Privately published by Strunk of Cornell in 1918 and revised by his student E. B. White in 1959, that "little book" is back again with more White updatings.
Stricter than, say, Bergen Evans or W3 ("disinterested" means impartial — period), Strunk is in the last analysis (whoops — "A bankrupt expression") a unique guide (which means "without like or equal").

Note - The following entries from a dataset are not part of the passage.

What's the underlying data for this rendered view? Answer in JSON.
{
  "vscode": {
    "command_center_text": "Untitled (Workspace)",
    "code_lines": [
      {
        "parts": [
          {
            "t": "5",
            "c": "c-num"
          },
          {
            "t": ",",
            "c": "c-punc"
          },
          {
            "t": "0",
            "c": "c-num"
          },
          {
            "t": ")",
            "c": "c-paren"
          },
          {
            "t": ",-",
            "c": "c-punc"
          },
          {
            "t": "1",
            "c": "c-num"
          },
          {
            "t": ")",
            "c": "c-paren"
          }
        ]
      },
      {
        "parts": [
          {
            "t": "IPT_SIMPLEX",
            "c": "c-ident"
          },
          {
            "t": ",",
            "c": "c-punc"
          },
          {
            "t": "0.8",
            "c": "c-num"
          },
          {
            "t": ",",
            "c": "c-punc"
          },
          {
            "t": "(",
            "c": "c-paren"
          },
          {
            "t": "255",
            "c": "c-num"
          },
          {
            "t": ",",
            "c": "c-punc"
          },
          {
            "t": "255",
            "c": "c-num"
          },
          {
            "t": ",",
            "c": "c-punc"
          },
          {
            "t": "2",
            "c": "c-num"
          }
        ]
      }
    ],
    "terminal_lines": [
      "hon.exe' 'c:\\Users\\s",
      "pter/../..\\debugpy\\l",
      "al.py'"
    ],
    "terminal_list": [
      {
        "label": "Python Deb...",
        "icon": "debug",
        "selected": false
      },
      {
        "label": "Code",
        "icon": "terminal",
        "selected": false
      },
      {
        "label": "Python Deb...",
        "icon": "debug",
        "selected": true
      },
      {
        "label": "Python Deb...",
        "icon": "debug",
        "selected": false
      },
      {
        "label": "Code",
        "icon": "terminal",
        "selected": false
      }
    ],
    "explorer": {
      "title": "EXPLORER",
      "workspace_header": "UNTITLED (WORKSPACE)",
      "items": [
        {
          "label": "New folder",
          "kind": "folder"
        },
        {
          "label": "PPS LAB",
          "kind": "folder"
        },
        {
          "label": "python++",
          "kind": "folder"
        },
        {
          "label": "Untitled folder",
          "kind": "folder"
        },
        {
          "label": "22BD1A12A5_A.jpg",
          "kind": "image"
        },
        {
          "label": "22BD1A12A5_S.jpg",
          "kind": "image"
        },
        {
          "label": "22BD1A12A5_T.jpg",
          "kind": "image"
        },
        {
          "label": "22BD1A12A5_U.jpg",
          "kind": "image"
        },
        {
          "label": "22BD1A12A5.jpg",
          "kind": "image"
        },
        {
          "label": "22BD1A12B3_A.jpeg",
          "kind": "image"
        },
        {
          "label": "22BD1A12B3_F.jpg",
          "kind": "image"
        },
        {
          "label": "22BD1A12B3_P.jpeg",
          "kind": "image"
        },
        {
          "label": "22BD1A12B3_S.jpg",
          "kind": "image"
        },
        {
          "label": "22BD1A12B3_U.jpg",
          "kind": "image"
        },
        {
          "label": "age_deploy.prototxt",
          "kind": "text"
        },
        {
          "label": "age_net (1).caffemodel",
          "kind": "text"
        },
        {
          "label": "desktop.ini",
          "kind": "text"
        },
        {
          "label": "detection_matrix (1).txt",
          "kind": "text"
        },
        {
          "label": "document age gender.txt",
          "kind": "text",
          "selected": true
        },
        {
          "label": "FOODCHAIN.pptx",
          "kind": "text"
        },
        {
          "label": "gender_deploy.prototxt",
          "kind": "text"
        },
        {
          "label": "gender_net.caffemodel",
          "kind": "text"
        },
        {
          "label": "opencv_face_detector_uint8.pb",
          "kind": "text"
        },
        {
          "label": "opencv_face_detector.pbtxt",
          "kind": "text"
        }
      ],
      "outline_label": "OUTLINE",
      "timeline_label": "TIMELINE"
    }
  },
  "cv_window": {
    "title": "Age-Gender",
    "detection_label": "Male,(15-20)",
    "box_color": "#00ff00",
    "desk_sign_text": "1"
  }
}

Noted jazz and pop record producer Thiele offers a chatty autobiography. Aided by record-business colleague Golden, Thiele traces his career from his start as a ``pubescent, novice jazz record producer'' in the 1940s through the '50s, when he headed Coral, Dot, and Roulette Records, and the '60s, when he worked for ABC and ran the famous Impulse! jazz label. At Coral, Thiele championed the work of ``hillbilly'' singer Buddy Holly, although the only sessions he produced with Holly were marred by saccharine strings. The producer specialized in more mainstream popsters like the irrepressibly perky Teresa Brewer (who later became his fourth wife) and the bubble-machine muzak-meister Lawrence Welk. At Dot, Thiele was instrumental in recording Jack Kerouac's famous beat- generation ramblings to jazz accompaniment (recordings that Dot's president found ``pornographic''), while also overseeing a steady stream of pop hits. He then moved to the Mafia-controlled Roulette label, where he observed the ``silk-suited, pinky-ringed'' entourage who frequented the label's offices. Incredibly, however, Thiele remembers the famously hard-nosed Morris Levy, who ran the label and was eventually convicted of extortion, as ``one of the kindest, most warm-hearted, and classiest music men I have ever known.'' At ABC/Impulse!, Thiele oversaw the classic recordings of John Coltrane, although he is the first to admit that Coltrane essentially produced his own sessions. Like many producers of the day, Thiele participated in the ownership of publishing rights to some of the songs he recorded; he makes no apology for this practice, which he calls ``entirely appropriate and without any ethical conflicts.'' A pleasant, if not exactly riveting, memoir that will be of most interest to those with a thirst for cocktail-hour stories of the record biz. (25 halftones, not seen)